Fourth, whilst considering what purpose an IR35 assessment might serve, perhaps we should also consider what it does NOT and CANNOT do. The conclusion in any IR35 status assessment is never absolute even if responses are seemingly borne out in reality. It’s an assessment with an inherent degree of subjectivity, simply because every engagement is unique. There is one driver that is as close to absolute as it gets, and that’s the right of substitution. If HMRC can find no cracks in your right of substitution or capability and intent to execute it should the need arise, you are outside IR35 pretty much irrespective of any other factors. It’s why the 34square assessment is uniquely combined with some very special capabilities that can render a right of substitution essentially unbreakable. More about that in Even Stronger Than the 10 Out of 10 Cases HMRC Lost... and Watertight Substitution. You SHOULD ensure in the rest of your contract and other engagement attributes, that there aren’t any obvious indicators of an employment relationship. Such indicators would likely arm HMRC with a route to destroy your right of substitution in any case. In other words, you’d have cracked your potentially unbreakable right of substitution in an unfortunate own-goal.
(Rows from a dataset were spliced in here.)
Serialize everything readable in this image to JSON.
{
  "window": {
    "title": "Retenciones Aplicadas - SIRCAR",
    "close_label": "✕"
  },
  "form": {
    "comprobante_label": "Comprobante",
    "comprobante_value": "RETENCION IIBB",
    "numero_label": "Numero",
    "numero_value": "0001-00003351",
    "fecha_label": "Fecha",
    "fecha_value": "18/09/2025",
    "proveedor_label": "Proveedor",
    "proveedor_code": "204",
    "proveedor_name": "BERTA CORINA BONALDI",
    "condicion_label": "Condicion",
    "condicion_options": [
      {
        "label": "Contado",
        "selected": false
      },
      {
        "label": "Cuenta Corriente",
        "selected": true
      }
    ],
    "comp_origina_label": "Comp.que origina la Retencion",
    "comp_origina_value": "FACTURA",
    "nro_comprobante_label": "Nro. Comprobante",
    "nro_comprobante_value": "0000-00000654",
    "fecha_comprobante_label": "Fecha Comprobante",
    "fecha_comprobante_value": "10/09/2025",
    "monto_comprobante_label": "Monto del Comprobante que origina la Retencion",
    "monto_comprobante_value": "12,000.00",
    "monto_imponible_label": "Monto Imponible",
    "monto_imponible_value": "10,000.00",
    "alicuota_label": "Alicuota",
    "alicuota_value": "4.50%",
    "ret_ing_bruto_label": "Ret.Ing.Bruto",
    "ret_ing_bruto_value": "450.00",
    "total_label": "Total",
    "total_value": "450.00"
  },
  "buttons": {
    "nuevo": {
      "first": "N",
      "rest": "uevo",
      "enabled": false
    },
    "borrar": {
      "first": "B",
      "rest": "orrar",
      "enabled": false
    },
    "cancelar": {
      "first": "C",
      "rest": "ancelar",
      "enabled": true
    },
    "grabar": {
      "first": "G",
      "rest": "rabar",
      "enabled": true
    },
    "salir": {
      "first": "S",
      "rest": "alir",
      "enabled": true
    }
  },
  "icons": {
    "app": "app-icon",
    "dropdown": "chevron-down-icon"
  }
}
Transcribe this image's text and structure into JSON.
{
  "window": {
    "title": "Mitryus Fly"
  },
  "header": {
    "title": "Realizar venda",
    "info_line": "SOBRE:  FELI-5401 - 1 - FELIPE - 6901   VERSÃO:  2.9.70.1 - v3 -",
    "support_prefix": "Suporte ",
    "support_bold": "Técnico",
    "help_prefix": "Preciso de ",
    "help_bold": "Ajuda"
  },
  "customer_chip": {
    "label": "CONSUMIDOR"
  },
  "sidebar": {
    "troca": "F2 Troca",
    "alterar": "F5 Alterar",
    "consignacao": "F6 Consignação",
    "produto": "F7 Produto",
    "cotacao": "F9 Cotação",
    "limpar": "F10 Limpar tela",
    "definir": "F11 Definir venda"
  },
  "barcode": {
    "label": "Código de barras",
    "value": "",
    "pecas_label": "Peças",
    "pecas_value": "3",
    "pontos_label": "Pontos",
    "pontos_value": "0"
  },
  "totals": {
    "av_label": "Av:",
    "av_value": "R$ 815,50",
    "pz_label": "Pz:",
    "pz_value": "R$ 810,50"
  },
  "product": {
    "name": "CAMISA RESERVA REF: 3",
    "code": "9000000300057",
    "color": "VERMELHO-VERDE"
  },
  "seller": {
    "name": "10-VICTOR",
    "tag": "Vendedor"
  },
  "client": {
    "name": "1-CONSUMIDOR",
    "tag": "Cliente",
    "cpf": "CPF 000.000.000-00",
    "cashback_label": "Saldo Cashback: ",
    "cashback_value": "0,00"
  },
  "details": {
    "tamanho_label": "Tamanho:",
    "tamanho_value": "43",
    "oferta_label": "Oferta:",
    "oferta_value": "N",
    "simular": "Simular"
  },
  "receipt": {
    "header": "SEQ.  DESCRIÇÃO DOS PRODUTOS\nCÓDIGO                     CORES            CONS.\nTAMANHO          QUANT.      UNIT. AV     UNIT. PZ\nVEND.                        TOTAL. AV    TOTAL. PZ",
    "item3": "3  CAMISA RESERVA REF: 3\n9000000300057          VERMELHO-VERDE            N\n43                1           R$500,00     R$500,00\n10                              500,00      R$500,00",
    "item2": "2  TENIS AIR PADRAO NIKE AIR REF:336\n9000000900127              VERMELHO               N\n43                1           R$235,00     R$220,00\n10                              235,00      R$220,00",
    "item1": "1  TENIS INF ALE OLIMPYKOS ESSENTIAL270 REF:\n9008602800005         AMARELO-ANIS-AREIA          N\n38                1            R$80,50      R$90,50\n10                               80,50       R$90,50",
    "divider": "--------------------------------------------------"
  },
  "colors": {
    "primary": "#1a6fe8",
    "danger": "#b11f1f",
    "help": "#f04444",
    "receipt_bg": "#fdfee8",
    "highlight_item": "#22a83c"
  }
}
In sharing my fourth reason to perform an assessment, I've described what it can't do. It can't fully protect you. It isn't absolute. BUT... if you’ve used a robust tool, and most of them ARE essentially sound, not including CEST, it should at least provide substantial reassurance and peace of mind for you. It's an insurance policy. It won't stop your house being burgled or burnt down, but it will limit the net damage and stop you having to worry about it. If you do nothing in terms of an assessment and simply embark upon an outside IR35 engagement, you have a risk of a HMRC dispute and defeat hanging over you, having done nothing material to mitigate the risks. Given the effort is minimal and the cost is negligible, especially with 34square, why would you not?
Finally number five and possibly most critical, if you are fallen upon by HMRC for initial scrutiny, they are more likely to be deterred at the outset by a robust assessment and firm evidence that you have endeavoured to be compliant, than they are by the total absence of an assessment. Clearly the sooner in the process that HMRC are deterred, the better. You reduce to a minimum the level of disruption and work required to respond, and remove the prospect of eventual defeat at the earliest possible juncture. HMRC takes a risk-based approach in targeting disputes, which means they only pursue the ones they believe they have some chance of winning. Make sure they know they won't, right away.
In my next installment, I’ll talk about what you should look for in an IR35 status assessment process to maximise that reassurance. I may unapologetically mention how our assessment tool delivers that reassurance with gusto.